Scott Morrison has declared “TAFE is as good as university” and in many cases leads to better pay.
The Prime Minister’s remarks, made before Council of Australian Governments (COAG) talks with state premiers begin in Cairns on Friday, are designed to kickstart a new debate on the status of vocational education in Australia.
“My message to those young people or those who are elsewhere engaged in the technical education system is TAFE is as good as uni,” Mr Morrison said.
“Vocational education is as good as uni, and I’ve got to say some of the people that I’ve met who have been most successful in business, they’ve done it out of a trade and technical qualification.
“We want to really lift the status of vocational education in Australia.
“You ask me my passion about what we’re going to be talking about at COAG, it is about how we can get people better trained in our economy, support employers who want to put people into better trades so that they can make their businesses do better.”
The PM’s mentor, John Howard, was another Liberal proponent of the idea that learning a trade was as good as and often paid better than a university degree.
Mr Morrison said there are bottlenecks in the training system that need to be cleared.
“The big one for me is skills development,” Mr Morrison said.
“This is an area, I think, of frustration for all jurisdictions and it is particularly a frustration more importantly for businesses who want to employ people and people who want to get trained so that they can get employed.
“The system at the moment is letting us down on that front, and so it’s important that the Commonwealth and states come together to ensure that it is a far less bureaucratic, a far less public service-driven sector, and it is actually about the needs of businesses who want to employ people and people who want to get trained to be employed.”
The Prime Minister suggested TAFE colleges also had a big role to play in retraining older workers.
“It’s not just young people who are involved in technical education,” he said.
“People are coming out of industries that are changing and moving into new industries, people who are going to work in the human services field and things like aged care, disability care and support, new cyber technology areas.
“All the technology training that needs to be done in these areas goes right across the spectrum of people’s ages and experiences, and we need to make sure that we are training people for those jobs.”
Mr Morrison was also asked the claim by banking royal commissioner Kenneth Hayne that three-word slogans was decaying democracy.
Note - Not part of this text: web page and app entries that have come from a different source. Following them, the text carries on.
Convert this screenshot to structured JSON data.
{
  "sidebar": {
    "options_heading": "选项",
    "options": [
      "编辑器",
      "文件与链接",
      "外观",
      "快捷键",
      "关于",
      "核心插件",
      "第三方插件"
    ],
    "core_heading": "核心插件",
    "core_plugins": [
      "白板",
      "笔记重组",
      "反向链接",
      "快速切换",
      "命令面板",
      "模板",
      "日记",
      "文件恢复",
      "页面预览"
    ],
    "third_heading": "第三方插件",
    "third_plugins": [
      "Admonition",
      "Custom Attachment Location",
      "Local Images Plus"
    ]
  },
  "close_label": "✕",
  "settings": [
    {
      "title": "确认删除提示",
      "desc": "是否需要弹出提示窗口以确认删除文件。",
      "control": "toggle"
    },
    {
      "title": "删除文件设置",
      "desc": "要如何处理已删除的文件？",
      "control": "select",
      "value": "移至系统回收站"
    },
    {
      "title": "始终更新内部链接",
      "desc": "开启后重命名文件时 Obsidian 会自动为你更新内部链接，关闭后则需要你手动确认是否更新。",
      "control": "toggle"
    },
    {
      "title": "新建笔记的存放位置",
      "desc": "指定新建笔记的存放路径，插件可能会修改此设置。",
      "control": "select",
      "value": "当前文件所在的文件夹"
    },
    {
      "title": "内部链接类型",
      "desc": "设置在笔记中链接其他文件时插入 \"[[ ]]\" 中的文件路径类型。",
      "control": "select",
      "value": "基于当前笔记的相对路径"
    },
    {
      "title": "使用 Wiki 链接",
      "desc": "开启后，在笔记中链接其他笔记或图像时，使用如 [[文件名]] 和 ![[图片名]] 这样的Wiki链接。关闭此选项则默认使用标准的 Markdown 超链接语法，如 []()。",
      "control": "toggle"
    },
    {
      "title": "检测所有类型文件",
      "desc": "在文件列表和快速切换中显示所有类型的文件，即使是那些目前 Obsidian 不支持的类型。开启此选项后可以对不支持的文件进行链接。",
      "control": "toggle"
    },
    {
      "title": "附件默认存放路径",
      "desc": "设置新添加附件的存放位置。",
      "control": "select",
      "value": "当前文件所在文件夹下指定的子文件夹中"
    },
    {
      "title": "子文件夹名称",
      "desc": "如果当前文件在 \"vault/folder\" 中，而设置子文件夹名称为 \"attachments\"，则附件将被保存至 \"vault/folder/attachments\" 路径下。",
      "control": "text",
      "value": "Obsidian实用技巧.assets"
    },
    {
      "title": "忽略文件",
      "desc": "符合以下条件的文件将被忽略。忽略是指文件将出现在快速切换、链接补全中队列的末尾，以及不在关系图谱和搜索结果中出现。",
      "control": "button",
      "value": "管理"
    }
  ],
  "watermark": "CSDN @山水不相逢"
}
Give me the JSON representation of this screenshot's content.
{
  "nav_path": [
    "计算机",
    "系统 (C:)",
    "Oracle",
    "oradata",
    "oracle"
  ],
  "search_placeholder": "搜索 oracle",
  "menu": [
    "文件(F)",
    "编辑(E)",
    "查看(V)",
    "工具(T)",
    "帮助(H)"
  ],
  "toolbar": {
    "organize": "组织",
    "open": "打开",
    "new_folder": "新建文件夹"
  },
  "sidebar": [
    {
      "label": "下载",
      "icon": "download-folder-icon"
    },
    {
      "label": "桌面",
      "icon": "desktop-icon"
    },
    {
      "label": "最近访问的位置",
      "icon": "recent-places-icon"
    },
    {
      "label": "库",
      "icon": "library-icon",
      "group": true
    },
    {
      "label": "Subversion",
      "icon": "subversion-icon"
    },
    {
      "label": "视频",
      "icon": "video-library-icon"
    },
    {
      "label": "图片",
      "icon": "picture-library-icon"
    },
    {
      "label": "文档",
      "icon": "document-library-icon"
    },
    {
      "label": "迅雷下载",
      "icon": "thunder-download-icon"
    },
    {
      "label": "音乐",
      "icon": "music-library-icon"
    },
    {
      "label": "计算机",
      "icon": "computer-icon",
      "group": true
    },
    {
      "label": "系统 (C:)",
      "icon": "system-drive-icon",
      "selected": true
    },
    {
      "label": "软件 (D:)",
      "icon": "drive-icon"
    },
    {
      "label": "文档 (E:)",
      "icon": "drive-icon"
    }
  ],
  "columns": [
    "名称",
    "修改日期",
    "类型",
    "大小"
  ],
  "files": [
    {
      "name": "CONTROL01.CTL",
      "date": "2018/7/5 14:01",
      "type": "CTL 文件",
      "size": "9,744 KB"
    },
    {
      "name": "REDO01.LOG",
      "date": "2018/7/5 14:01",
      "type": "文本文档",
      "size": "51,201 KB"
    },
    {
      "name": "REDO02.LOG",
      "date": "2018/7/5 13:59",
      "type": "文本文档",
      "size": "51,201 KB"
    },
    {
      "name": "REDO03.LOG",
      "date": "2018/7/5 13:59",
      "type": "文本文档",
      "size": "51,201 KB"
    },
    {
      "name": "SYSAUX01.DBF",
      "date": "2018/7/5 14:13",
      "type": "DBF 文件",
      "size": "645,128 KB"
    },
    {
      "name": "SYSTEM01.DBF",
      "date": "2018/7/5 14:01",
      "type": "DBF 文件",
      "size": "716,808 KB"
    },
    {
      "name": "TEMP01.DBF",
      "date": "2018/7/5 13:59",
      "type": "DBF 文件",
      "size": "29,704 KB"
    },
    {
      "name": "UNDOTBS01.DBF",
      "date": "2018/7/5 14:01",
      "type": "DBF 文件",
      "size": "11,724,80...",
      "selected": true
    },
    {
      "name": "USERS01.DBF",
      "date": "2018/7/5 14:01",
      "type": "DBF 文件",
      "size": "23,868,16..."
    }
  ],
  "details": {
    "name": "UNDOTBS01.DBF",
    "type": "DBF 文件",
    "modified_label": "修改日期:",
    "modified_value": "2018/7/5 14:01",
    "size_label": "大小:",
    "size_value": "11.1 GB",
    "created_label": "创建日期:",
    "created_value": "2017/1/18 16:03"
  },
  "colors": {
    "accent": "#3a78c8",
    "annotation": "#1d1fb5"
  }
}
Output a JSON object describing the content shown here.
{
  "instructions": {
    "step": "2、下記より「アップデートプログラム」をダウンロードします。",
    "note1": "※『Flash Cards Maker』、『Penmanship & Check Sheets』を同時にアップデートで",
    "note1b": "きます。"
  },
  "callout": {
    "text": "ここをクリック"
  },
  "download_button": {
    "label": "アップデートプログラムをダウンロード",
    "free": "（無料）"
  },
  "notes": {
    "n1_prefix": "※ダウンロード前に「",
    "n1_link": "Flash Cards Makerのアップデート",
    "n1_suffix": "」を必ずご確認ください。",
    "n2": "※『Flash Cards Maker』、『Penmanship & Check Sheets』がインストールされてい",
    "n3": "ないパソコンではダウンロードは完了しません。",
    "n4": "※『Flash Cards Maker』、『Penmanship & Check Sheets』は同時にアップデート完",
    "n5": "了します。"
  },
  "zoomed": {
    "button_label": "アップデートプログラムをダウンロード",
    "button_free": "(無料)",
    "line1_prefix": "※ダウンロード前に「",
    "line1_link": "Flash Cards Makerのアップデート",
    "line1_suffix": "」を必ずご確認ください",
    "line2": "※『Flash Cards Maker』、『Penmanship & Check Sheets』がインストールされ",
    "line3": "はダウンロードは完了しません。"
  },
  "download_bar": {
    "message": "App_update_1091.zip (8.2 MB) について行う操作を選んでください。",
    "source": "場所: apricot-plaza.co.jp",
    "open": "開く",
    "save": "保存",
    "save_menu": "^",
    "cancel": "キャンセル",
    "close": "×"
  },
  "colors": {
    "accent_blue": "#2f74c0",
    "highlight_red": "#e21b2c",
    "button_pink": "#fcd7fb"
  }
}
Mr Morrison is fond of “stop the boats” and “have a go to get a go”, which is longer.
“Well, I did stop the boats and people who do have a go do get a go under my policies, so I think that’s a pretty good plan. Cheers,” he said.